The Decemberists weren't the only ones to evoke the festival's unique and iconic setting. Elvis Costello remarked there's no place he'd rather be in the middle of his hour-long set late Sunday afternoon, and I kind of believed him as he played from the rootsier end of his catalogue, even throwing in a little bit of Dylan and Rick Danko's "This Wheel's on Fire." He invited a number of guests onstage, including the incomparable mandolin player, Chris Thile, who unfortunately couldn't be heard over the band due to poor miking but was appreciated nonetheless.

Thile, who played the much smaller Harbor stage with guitarist Michael Daves a few hours earlier, had one of the festival's most memorable sets. The two ran through songs from Sleep With One Eye Open, their recently released album of traditional bluegrass music, and also took requests from the audience during a section of the show they called "fiddle tune request song." The packed audience was quieter and more respectful than that of any concert I've seen, but enthusiastically shouted out suggestions when asked. Meloy also remarked on this unusual level of attentiveness at festivals. It's hard to pinpoint the reason for this, but perhaps the diverse age range played a part.

Many people over sixty were seen wandering amongst the usual throngs of teenagers and twenty and thirty-somethings. I have a small quibble, though, to pick with the many of all ages who chose to set up camp in front of the mainstage. The lawn chair mafia, as I've come to think of them, arrive very early to set up camp. One elderly couple, who looked to be in their seventies, even had their own misting machine. Other younger members would claim a spot with their stuff and disappear for hours. This particularly bothered me because, save for a small roped off standing section in the front, the lawn chair mafia took over nearly all of the lawn, even when they weren't physically there, leaving festival goers who wanted to experience all three stages with only a tiny sliver around the perimeter that was a reasonable distance from the stage. It was possible to hunt down a good place to enjoy the acts but not easy, and as I gazed into the crowd of empty lawn chairs from the perimeter, I couldn't help but think of Woody Guthrie's lyric about private property. That's when I decided to step into the fray onto a small piece of naked grass between the claimed sites.

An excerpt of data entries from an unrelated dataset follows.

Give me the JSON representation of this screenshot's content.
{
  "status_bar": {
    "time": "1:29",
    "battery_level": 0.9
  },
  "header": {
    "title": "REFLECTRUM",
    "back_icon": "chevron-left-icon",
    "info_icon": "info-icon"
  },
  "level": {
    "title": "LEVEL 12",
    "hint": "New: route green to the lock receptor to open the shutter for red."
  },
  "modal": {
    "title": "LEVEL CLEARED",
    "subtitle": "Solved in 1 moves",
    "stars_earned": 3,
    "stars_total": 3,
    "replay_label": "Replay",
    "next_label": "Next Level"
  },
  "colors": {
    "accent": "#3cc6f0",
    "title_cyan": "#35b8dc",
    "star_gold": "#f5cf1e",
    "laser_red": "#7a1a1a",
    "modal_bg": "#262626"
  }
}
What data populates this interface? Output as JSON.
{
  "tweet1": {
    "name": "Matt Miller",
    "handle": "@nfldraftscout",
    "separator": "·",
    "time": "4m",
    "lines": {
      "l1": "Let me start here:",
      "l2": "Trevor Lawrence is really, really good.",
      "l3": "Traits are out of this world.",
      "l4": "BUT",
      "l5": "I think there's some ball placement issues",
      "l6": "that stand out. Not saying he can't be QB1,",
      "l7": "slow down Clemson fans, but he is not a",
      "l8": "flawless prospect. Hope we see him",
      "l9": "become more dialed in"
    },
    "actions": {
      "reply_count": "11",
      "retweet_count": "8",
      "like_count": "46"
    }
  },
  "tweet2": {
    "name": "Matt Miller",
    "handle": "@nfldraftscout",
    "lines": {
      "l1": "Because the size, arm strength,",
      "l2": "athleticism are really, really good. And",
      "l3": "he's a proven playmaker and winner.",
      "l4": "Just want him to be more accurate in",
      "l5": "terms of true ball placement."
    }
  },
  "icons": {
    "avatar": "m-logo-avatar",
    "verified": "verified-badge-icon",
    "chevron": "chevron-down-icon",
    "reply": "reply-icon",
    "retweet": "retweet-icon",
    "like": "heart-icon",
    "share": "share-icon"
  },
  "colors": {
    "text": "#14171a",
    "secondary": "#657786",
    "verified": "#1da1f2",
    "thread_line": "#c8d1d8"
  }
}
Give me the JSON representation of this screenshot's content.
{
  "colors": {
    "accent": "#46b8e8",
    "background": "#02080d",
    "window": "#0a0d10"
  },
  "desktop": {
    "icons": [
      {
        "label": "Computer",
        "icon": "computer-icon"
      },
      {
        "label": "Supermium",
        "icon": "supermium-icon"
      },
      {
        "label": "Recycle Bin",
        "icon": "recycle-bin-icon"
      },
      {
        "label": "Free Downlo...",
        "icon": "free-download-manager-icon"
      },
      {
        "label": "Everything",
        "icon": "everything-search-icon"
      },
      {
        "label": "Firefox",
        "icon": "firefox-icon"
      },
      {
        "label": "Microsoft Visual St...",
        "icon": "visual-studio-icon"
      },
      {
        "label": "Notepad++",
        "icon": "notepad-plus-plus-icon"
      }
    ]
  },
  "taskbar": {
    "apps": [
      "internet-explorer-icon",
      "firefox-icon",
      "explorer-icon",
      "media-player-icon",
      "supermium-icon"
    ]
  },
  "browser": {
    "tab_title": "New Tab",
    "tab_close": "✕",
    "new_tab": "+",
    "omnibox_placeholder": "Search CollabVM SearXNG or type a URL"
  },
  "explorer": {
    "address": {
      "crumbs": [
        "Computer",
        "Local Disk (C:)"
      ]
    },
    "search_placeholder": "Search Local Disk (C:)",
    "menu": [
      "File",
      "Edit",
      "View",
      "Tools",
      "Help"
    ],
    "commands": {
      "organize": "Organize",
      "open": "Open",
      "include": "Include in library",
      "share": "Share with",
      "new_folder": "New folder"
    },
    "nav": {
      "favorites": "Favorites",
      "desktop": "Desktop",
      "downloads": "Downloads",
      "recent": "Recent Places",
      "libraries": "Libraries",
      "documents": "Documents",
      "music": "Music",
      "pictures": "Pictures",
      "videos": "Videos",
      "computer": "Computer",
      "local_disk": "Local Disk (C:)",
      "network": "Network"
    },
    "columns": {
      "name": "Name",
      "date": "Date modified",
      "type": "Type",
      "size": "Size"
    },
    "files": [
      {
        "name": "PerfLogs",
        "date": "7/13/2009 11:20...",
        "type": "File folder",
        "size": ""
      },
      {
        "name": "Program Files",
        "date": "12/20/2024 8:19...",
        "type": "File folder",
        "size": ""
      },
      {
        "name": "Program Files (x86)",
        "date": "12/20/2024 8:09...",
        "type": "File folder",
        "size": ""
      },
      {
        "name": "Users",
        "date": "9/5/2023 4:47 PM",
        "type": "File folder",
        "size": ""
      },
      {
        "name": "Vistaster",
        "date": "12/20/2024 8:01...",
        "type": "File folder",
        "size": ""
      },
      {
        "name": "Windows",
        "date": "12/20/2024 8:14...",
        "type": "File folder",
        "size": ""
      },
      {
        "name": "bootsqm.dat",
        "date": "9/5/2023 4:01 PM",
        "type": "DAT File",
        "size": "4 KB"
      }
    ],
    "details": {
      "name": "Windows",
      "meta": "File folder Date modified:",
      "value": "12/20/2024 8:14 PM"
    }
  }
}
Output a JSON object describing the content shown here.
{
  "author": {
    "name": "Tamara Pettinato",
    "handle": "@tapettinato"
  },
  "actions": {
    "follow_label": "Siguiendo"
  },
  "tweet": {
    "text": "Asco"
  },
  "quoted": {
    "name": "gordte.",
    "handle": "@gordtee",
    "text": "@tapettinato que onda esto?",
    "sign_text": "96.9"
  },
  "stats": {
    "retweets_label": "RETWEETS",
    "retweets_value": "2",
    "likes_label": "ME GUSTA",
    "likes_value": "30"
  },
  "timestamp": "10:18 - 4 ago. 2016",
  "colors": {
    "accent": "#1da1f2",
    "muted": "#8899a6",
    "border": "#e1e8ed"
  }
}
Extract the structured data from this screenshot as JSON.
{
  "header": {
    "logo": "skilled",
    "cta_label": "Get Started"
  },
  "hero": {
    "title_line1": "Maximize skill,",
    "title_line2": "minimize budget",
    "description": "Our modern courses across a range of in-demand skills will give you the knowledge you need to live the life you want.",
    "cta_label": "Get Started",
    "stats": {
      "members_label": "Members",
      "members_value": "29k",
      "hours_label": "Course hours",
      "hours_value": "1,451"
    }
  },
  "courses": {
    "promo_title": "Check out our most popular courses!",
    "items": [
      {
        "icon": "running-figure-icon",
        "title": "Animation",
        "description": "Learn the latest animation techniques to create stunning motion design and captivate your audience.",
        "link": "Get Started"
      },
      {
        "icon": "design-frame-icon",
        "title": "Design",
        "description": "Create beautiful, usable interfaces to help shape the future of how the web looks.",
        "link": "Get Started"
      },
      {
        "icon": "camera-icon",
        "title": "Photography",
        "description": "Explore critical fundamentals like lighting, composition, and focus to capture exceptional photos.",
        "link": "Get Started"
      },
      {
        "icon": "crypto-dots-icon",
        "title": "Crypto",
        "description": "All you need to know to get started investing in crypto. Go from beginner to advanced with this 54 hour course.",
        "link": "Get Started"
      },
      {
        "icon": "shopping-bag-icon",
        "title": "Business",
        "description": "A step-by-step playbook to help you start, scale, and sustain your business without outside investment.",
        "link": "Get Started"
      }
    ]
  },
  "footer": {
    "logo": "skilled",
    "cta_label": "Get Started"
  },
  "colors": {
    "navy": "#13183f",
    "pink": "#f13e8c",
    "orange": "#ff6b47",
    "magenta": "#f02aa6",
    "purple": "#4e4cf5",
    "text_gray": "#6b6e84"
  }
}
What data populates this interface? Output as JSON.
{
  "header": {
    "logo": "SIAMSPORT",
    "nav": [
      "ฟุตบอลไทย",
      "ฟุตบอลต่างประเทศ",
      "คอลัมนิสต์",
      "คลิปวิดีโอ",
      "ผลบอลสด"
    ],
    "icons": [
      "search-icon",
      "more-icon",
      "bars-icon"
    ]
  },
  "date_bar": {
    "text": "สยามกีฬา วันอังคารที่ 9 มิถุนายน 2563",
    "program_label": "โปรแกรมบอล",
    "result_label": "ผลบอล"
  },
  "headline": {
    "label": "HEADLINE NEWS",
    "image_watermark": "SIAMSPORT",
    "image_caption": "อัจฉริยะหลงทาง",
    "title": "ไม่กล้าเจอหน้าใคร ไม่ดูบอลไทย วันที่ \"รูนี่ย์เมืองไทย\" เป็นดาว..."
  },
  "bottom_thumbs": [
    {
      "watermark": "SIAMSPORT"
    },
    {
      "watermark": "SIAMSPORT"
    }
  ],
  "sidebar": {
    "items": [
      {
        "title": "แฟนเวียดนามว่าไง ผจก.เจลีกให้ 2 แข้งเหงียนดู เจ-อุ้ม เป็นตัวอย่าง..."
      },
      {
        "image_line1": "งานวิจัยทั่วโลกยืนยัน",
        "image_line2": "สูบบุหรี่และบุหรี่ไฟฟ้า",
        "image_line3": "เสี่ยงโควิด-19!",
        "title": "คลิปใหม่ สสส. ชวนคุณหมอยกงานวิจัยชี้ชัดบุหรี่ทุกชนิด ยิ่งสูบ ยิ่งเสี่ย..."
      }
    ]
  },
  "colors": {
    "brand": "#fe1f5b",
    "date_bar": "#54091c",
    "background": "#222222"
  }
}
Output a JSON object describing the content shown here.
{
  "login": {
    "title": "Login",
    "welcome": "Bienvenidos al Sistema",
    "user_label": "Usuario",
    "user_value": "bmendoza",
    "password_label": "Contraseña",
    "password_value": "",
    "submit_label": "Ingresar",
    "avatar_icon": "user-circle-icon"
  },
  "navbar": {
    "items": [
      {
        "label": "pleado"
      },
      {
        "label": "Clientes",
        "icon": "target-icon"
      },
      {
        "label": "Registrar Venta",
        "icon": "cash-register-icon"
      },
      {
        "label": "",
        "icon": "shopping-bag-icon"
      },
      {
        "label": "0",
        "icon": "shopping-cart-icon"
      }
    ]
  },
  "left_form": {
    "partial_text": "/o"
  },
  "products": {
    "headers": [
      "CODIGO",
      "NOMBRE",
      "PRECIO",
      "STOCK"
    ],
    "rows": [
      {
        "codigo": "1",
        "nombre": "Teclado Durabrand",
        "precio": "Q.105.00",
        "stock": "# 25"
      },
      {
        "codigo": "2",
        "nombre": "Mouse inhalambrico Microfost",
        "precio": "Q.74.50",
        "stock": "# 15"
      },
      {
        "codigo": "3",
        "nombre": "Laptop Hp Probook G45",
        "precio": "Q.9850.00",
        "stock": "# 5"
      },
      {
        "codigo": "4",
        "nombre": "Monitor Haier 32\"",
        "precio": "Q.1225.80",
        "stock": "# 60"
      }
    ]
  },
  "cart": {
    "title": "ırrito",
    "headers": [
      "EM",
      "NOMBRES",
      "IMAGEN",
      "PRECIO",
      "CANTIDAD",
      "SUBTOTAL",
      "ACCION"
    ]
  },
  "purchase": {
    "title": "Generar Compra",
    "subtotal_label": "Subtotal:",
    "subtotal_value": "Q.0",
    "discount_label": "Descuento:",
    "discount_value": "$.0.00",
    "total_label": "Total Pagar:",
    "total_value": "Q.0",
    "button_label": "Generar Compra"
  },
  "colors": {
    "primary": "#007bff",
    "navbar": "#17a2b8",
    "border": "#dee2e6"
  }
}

Woody's contemporary and co-founder of the festival, Pete Seeger, made a surprise appearance on Sunday night, leading thousands in a sing-a-long of "Where Have All the Flowers Gone?" and "Turn, Turn, Turn." Both are over a half-century old, speaking to not just the enduring resonance of the man (who turned 92 in May) but also the festival he helped create.